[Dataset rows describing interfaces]

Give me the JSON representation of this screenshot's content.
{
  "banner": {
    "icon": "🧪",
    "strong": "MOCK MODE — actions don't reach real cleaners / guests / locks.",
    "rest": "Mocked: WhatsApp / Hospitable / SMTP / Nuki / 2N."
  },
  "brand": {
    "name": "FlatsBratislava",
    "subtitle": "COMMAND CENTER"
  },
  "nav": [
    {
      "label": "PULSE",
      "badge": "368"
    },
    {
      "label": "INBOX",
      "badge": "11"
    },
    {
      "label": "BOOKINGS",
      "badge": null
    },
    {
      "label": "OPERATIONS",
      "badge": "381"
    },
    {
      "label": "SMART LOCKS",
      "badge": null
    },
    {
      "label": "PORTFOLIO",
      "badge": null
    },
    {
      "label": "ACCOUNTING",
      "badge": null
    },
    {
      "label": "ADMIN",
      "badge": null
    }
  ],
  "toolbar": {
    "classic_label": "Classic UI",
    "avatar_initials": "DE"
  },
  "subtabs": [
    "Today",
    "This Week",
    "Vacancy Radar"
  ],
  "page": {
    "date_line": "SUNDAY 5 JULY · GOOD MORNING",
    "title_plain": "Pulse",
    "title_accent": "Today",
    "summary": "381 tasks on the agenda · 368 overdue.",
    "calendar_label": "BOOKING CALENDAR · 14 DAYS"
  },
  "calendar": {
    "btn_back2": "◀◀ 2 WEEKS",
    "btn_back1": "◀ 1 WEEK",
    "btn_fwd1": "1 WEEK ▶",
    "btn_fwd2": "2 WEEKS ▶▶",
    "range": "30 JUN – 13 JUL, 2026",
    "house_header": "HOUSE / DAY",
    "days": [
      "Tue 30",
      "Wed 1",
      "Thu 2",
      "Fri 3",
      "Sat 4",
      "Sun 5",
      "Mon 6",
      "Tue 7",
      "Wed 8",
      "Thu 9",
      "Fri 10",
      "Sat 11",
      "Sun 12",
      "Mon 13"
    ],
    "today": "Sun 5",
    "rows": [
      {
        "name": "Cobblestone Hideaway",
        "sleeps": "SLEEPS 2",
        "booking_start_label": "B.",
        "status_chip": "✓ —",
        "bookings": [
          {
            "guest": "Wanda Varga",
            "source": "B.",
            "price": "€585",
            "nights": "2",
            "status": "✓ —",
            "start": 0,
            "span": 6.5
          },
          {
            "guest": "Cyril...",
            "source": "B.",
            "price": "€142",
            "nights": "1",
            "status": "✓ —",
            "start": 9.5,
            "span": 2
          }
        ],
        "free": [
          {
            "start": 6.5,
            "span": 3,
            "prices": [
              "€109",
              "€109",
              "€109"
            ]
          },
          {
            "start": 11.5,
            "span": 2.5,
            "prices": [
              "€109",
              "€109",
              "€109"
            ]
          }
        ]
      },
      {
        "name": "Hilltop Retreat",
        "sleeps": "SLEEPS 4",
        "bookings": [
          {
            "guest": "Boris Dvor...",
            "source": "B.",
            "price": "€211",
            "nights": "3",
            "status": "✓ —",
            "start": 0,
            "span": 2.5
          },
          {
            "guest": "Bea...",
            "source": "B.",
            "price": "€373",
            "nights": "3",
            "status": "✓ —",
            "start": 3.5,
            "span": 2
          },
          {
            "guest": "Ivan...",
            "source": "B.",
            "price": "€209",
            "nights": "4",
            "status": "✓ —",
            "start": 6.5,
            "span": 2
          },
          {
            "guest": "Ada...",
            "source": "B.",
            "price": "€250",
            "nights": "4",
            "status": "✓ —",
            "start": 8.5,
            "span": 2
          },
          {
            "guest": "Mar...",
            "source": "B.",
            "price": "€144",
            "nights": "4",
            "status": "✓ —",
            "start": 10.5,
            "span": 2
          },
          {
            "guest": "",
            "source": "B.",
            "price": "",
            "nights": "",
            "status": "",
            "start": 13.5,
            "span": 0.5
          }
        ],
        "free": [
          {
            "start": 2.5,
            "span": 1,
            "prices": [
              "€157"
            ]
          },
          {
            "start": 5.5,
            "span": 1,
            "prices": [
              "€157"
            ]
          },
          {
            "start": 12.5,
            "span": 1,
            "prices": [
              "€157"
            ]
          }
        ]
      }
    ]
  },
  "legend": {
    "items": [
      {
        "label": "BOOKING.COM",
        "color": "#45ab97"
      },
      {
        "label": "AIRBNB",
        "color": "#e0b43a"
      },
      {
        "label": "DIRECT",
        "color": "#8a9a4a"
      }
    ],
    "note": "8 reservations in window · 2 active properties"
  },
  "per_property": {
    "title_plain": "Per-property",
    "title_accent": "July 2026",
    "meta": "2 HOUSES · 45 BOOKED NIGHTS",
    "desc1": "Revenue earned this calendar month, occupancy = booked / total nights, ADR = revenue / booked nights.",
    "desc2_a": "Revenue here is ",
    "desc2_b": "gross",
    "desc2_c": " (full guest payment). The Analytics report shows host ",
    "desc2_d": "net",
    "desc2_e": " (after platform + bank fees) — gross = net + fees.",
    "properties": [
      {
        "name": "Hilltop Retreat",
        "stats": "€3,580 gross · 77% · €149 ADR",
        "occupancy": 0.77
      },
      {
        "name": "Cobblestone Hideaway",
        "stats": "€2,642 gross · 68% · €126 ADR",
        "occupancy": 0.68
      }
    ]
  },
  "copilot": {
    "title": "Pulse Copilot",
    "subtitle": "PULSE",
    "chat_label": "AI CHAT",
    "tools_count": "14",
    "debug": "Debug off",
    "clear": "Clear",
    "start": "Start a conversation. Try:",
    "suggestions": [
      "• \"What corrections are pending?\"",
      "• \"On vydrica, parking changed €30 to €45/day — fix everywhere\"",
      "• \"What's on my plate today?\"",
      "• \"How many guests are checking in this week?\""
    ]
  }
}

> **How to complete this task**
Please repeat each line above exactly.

> **Task solution**
Give me the JSON representation of this screenshot's content.
{
  "banner": {
    "icon": "🧪",
    "strong": "MOCK MODE — actions don't reach real cleaners / guests / locks.",
    "rest": "Mocked: WhatsApp / Hospitable / SMTP / Nuki / 2N."
  },
  "brand": {
    "name": "FlatsBratislava",
    "subtitle": "COMMAND CENTER"
  },
  "nav": [
    {
      "label": "PULSE",
      "badge": "368"
    },
    {
      "label": "INBOX",
      "badge": "11"
    },
    {
      "label": "BOOKINGS",
      "badge": null
    },
    {
      "label": "OPERATIONS",
      "badge": "381"
    },
    {
      "label": "SMART LOCKS",
      "badge": null
    },
    {
      "label": "PORTFOLIO",
      "badge": null
    },
    {
      "label": "ACCOUNTING",
      "badge": null
    },
    {
      "label": "ADMIN",
      "badge": null
    }
  ],
  "toolbar": {
    "classic_label": "Classic UI",
    "avatar_initials": "DE"
  },
  "subtabs": [
    "Today",
    "This Week",
    "Vacancy Radar"
  ],
  "page": {
    "date_line": "SUNDAY 5 JULY · GOOD MORNING",
    "title_plain": "Pulse",
    "title_accent": "Today",
    "summary": "381 tasks on the agenda · 368 overdue.",
    "calendar_label": "BOOKING CALENDAR · 14 DAYS"
  },
  "calendar": {
    "btn_back2": "◀◀ 2 WEEKS",
    "btn_back1": "◀ 1 WEEK",
    "btn_fwd1": "1 WEEK ▶",
    "btn_fwd2": "2 WEEKS ▶▶",
    "range": "30 JUN – 13 JUL, 2026",
    "house_header": "HOUSE / DAY",
    "days": [
      "Tue 30",
      "Wed 1",
      "Thu 2",
      "Fri 3",
      "Sat 4",
      "Sun 5",
      "Mon 6",
      "Tue 7",
      "Wed 8",
      "Thu 9",
      "Fri 10",
      "Sat 11",
      "Sun 12",
      "Mon 13"
    ],
    "today": "Sun 5",
    "rows": [
      {
        "name": "Cobblestone Hideaway",
        "sleeps": "SLEEPS 2",
        "booking_start_label": "B.",
        "status_chip": "✓ —",
        "bookings": [
          {
            "guest": "Wanda Varga",
            "source": "B.",
            "price": "€585",
            "nights": "2",
            "status": "✓ —",
            "start": 0,
            "span": 6.5
          },
          {
            "guest": "Cyril...",
            "source": "B.",
            "price": "€142",
            "nights": "1",
            "status": "✓ —",
            "start": 9.5,
            "span": 2
          }
        ],
        "free": [
          {
            "start": 6.5,
            "span": 3,
            "prices": [
              "€109",
              "€109",
              "€109"
            ]
          },
          {
            "start": 11.5,
            "span": 2.5,
            "prices": [
              "€109",
              "€109",
              "€109"
            ]
          }
        ]
      },
      {
        "name": "Hilltop Retreat",
        "sleeps": "SLEEPS 4",
        "bookings": [
          {
            "guest": "Boris Dvor...",
            "source": "B.",
            "price": "€211",
            "nights": "3",
            "status": "✓ —",
            "start": 0,
            "span": 2.5
          },
          {
            "guest": "Bea...",
            "source": "B.",
            "price": "€373",
            "nights": "3",
            "status": "✓ —",
            "start": 3.5,
            "span": 2
          },
          {
            "guest": "Ivan...",
            "source": "B.",
            "price": "€209",
            "nights": "4",
            "status": "✓ —",
            "start": 6.5,
            "span": 2
          },
          {
            "guest": "Ada...",
            "source": "B.",
            "price": "€250",
            "nights": "4",
            "status": "✓ —",
            "start": 8.5,
            "span": 2
          },
          {
            "guest": "Mar...",
            "source": "B.",
            "price": "€144",
            "nights": "4",
            "status": "✓ —",
            "start": 10.5,
            "span": 2
          },
          {
            "guest": "",
            "source": "B.",
            "price": "",
            "nights": "",
            "status": "",
            "start": 13.5,
            "span": 0.5
          }
        ],
        "free": [
          {
            "start": 2.5,
            "span": 1,
            "prices": [
              "€157"
            ]
          },
          {
            "start": 5.5,
            "span": 1,
            "prices": [
              "€157"
            ]
          },
          {
            "start": 12.5,
            "span": 1,
            "prices": [
              "€157"
            ]
          }
        ]
      }
    ]
  },
  "legend": {
    "items": [
      {
        "label": "BOOKING.COM",
        "color": "#45ab97"
      },
      {
        "label": "AIRBNB",
        "color": "#e0b43a"
      },
      {
        "label": "DIRECT",
        "color": "#8a9a4a"
      }
    ],
    "note": "8 reservations in window · 2 active properties"
  },
  "per_property": {
    "title_plain": "Per-property",
    "title_accent": "July 2026",
    "meta": "2 HOUSES · 45 BOOKED NIGHTS",
    "desc1": "Revenue earned this calendar month, occupancy = booked / total nights, ADR = revenue / booked nights.",
    "desc2_a": "Revenue here is ",
    "desc2_b": "gross",
    "desc2_c": " (full guest payment). The Analytics report shows host ",
    "desc2_d": "net",
    "desc2_e": " (after platform + bank fees) — gross = net + fees.",
    "properties": [
      {
        "name": "Hilltop Retreat",
        "stats": "€3,580 gross · 77% · €149 ADR",
        "occupancy": 0.77
      },
      {
        "name": "Cobblestone Hideaway",
        "stats": "€2,642 gross · 68% · €126 ADR",
        "occupancy": 0.68
      }
    ]
  },
  "copilot": {
    "title": "Pulse Copilot",
    "subtitle": "PULSE",
    "chat_label": "AI CHAT",
    "tools_count": "14",
    "debug": "Debug off",
    "clear": "Clear",
    "start": "Start a conversation. Try:",
    "suggestions": [
      "• \"What corrections are pending?\"",
      "• \"On vydrica, parking changed €30 to €45/day — fix everywhere\"",
      "• \"What's on my plate today?\"",
      "• \"How many guests are checking in this week?\""
    ]
  }
}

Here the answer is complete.